In 1989 James Redfield resigned from his job as a counselor and therapist to disturbed adolescents in Alabama and devoted his life full time to writing. This was a very brave move but “The Celestine Prophecy” went onto to sell more than 20 million copies worldwide. The story of the publication of the book is certainly worth telling as it is one of the most inspiring publishing stories ever.
Having quit his job, James Redfield sat down to write his book. He was a not a natural writer and found the process sometimes difficult. He recounts in his later non-fiction publication “The Celestine Vision” which appeared in 1997 that his journey was possible through the remarkable power of synchronicity. Curiously he explores the power of seeming coincidence in one of the earlier chapters of the original book. He says that when he got stuck people would show up, or a book would drop into his lap that took him to the next step in his revelation of the nine insights that he reveals when he came to write ‘The Celestine Prophecy’.
The project hit a brick wall in 1991. He had finished writing after two years of hard work and then he turned to getting his book published. He says he received some offers from publishers but none of them seemed right to him. This disheartened him as he interpreted this seeming lack of acknowledgement as failure.
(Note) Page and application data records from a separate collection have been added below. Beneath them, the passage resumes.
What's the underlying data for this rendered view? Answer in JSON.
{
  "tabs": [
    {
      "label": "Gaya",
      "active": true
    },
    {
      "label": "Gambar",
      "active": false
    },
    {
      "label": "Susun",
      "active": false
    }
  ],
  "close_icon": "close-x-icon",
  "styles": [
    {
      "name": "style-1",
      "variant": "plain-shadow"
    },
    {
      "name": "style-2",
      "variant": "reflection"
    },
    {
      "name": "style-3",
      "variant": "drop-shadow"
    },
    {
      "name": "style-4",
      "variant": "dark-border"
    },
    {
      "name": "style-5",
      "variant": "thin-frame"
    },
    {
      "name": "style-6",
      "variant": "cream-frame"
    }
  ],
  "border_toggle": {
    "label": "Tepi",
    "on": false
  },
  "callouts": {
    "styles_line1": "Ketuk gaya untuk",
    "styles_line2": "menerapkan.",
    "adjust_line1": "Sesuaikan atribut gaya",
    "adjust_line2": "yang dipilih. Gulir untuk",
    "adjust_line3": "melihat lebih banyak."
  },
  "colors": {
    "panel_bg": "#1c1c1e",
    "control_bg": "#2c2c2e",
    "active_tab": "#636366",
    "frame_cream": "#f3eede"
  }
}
He took some more time to use the insights that he writes about to help him in his own life. The plot, which reads like an adventure story is set in Peru and synthesises the author’s explorations into Psychology, Eastern and Western Philosophies, Science, Ecology, History and mysticism. When he looked at the insights as a stepping stone in his own life, he generated more insights, which he was able to include in the book.
Soon afterwards as ‘synchronicity’ would have it, he bumped into a publishing consultant form New York. He introduced Redfield to the concept of self-publishing. The first print run numbered 3,000 copies. The author and his wife Salle gave half of these away to select individuals and small booksellers in their surrounding area. Word of mouth did the rest, as the recipients of the books were keen to recommend “The Celestine Prophecy”, so thanks to this marketing, in six months they had one hundred thousand copies in print. The Redifield printing phenomenon was so successful that it came to the notice of Warner Books. They bought the rights and published a hard cover edition in March 1994. In 1995 it reached the number two position in the New York Times best seller list and then got to number one slot in 1996, where it remained for the best part of a year. Even Britain’s Prince Charles boasted of having a copy of the book beside his bed.
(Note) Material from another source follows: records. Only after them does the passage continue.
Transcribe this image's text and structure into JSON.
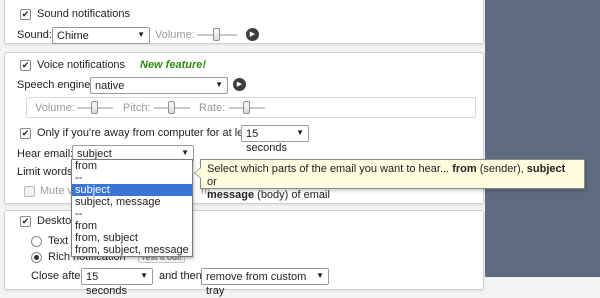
{
  "sound": {
    "checkbox_label": "Sound notifications",
    "sound_label": "Sound:",
    "sound_value": "Chime",
    "volume_label": "Volume:",
    "volume_level_percent": 45
  },
  "voice": {
    "checkbox_label": "Voice notifications",
    "new_feature": "New feature!",
    "engine_label": "Speech engine:",
    "engine_value": "native",
    "volume_label": "Volume:",
    "volume_level_percent": 50,
    "pitch_label": "Pitch:",
    "pitch_level_percent": 50,
    "rate_label": "Rate:",
    "rate_level_percent": 50,
    "away_label": "Only if you're away from computer for at least",
    "away_value": "15 seconds",
    "hear_email_label": "Hear email:",
    "hear_email_value": "subject",
    "limit_words_label": "Limit words",
    "mute_label": "Mute vo",
    "mute_suffix": "m"
  },
  "hear_email_options": [
    {
      "label": "from",
      "selected": false
    },
    {
      "label": "--",
      "selected": false
    },
    {
      "label": "subject",
      "selected": true
    },
    {
      "label": "subject, message",
      "selected": false
    },
    {
      "label": "--",
      "selected": false
    },
    {
      "label": "from",
      "selected": false
    },
    {
      "label": "from, subject",
      "selected": false
    },
    {
      "label": "from, subject, message",
      "selected": false
    }
  ],
  "tooltip": {
    "part1": "Select which parts of the email you want to hear... ",
    "from_bold": "from",
    "part2": " (sender), ",
    "subject_bold": "subject",
    "part3": " or",
    "message_bold": "message",
    "part4": " (body) of email"
  },
  "desktop": {
    "checkbox_label": "Desktop",
    "text_option": "Text n",
    "rich_option": "Rich notification",
    "test_it": "Test it out!",
    "close_after_label": "Close after",
    "close_after_value": "15 seconds",
    "and_then_label": "and then",
    "and_then_value": "remove from custom tray"
  }
}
The account of the success of “The Celestine Prophecy” demonstrates that an author can write a novel or a non-fiction book, stick with it and have a success story beyond his or her wildest expectations. Here’s a question have you ever thought of writing a book?